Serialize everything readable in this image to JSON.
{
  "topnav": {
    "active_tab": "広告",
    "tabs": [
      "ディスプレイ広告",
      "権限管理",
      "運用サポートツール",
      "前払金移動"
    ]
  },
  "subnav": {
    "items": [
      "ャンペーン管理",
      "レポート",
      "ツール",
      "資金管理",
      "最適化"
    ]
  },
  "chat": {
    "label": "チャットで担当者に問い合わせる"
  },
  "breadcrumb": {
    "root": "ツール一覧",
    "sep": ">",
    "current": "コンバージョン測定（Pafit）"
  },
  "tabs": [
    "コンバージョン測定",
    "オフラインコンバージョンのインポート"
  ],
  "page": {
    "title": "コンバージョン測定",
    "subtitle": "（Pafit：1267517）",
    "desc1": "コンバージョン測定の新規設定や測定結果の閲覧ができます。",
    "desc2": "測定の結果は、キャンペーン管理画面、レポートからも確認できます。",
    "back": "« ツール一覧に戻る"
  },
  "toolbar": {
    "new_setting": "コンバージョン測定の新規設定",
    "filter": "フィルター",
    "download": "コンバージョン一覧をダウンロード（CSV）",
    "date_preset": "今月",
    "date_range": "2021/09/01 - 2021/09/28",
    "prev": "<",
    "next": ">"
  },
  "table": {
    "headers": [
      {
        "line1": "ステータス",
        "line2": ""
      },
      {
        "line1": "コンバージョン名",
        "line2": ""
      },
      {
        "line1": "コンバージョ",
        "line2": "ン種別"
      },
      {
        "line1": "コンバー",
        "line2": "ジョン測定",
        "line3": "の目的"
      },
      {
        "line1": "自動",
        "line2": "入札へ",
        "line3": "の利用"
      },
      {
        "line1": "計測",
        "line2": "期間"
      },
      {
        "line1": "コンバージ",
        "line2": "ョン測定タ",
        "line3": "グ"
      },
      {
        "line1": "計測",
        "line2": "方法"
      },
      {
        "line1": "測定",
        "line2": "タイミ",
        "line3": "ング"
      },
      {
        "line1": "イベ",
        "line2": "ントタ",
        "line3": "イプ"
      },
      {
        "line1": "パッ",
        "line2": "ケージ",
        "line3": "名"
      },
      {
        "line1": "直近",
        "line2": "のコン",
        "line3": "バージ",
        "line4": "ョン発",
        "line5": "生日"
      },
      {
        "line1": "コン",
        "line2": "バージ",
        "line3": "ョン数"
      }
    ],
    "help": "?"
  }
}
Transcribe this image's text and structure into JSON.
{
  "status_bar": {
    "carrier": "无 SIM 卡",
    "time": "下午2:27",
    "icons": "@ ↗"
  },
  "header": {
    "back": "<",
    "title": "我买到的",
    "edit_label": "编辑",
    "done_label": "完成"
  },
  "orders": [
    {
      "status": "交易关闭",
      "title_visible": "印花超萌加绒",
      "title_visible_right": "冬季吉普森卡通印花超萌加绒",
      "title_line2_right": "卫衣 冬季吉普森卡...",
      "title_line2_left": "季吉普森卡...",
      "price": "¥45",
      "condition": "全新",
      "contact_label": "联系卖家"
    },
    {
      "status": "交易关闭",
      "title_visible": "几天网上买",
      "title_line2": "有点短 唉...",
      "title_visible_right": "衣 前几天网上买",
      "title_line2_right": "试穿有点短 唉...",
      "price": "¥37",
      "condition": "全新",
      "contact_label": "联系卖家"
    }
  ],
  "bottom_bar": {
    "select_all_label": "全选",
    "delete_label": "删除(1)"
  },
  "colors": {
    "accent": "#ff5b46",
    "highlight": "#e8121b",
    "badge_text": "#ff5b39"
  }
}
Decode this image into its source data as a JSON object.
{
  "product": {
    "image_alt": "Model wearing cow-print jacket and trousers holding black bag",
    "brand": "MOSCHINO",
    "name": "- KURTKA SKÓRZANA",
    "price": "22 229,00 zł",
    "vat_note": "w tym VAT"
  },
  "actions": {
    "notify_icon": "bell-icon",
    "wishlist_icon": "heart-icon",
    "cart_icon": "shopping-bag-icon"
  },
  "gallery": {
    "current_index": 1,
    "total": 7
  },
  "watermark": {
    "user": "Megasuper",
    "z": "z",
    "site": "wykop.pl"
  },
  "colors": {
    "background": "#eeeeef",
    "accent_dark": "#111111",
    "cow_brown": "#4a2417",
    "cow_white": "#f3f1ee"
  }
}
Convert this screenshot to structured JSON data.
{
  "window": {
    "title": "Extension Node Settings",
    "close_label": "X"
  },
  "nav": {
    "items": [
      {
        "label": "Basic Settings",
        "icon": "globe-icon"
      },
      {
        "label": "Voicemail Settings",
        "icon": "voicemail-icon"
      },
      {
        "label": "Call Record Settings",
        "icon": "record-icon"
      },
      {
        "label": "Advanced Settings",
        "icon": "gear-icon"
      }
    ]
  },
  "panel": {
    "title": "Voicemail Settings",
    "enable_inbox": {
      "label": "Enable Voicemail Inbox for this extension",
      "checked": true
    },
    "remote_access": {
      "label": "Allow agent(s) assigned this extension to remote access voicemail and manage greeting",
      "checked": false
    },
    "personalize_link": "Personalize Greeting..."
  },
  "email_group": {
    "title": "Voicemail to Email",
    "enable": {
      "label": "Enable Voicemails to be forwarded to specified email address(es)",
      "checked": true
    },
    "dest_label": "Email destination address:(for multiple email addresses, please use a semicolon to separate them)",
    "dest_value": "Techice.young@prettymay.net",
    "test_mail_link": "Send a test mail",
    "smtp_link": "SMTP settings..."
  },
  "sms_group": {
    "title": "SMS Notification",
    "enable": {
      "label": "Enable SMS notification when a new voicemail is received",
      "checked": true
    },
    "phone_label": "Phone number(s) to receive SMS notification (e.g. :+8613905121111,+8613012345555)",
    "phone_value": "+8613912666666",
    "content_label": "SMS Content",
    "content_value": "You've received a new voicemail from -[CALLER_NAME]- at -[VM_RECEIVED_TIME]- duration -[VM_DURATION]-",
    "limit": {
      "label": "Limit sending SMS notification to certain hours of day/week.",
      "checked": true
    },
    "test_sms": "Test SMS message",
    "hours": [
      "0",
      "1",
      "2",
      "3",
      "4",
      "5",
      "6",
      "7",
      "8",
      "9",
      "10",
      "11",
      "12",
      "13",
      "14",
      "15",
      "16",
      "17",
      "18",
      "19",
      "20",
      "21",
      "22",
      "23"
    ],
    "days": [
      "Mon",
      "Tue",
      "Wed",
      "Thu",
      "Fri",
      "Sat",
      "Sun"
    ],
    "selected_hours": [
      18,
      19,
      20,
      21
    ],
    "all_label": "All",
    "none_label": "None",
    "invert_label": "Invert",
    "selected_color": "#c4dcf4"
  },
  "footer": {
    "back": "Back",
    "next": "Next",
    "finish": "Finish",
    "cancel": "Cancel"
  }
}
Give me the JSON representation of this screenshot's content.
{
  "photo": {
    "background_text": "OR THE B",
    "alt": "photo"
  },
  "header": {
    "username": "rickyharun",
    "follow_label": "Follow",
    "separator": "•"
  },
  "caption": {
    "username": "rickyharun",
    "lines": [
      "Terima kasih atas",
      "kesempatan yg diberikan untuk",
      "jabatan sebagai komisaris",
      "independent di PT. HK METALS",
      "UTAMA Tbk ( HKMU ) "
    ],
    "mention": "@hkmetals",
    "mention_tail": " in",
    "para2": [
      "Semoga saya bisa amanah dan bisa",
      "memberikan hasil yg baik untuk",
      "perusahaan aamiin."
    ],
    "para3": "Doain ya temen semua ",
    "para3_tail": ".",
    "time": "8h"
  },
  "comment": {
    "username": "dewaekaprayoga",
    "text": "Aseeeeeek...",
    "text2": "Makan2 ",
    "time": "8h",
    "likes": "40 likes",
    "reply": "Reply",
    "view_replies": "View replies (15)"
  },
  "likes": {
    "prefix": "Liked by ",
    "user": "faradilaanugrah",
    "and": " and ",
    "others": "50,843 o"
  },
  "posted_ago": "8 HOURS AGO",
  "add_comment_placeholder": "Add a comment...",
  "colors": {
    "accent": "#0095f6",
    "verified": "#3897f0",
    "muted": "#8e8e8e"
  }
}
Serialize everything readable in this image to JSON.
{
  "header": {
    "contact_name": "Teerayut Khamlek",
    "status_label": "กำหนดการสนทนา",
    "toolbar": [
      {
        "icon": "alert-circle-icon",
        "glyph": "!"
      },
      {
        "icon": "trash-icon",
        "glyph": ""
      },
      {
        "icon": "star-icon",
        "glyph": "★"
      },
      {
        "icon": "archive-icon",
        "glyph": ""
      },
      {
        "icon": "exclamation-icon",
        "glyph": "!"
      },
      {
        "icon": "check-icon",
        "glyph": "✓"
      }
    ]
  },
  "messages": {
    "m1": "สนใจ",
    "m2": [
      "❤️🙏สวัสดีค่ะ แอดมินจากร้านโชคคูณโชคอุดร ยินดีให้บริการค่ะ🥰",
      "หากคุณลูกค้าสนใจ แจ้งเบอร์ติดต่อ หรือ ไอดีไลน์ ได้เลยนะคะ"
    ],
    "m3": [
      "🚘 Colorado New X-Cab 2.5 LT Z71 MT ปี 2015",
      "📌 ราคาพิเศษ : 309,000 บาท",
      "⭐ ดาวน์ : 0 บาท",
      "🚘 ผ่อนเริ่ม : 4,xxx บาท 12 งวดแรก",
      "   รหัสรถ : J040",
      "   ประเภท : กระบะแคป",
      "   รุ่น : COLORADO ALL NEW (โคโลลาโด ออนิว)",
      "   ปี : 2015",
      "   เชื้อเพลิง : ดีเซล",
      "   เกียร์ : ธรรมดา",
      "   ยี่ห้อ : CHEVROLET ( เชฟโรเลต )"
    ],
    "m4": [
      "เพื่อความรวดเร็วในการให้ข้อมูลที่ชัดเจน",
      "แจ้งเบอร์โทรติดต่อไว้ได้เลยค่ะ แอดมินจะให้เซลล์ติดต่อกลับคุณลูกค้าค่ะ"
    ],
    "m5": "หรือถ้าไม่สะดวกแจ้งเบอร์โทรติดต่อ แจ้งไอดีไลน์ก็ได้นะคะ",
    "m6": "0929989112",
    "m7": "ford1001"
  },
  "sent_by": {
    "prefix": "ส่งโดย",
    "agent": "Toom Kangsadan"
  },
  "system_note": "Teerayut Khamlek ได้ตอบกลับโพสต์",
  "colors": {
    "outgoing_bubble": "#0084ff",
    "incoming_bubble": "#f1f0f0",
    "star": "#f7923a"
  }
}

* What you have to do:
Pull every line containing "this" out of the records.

* Solution to the problem:
Serialize everything readable in this image to JSON.
Transcribe this image's text and structure into JSON.
Decode this image into its source data as a JSON object.
Convert this screenshot to structured JSON data.
      "label": "Enable Voicemail Inbox for this extension",
      "label": "Allow agent(s) assigned this extension to remote access voicemail and manage greeting",
Give me the JSON representation of this screenshot's content.
Serialize everything readable in this image to JSON.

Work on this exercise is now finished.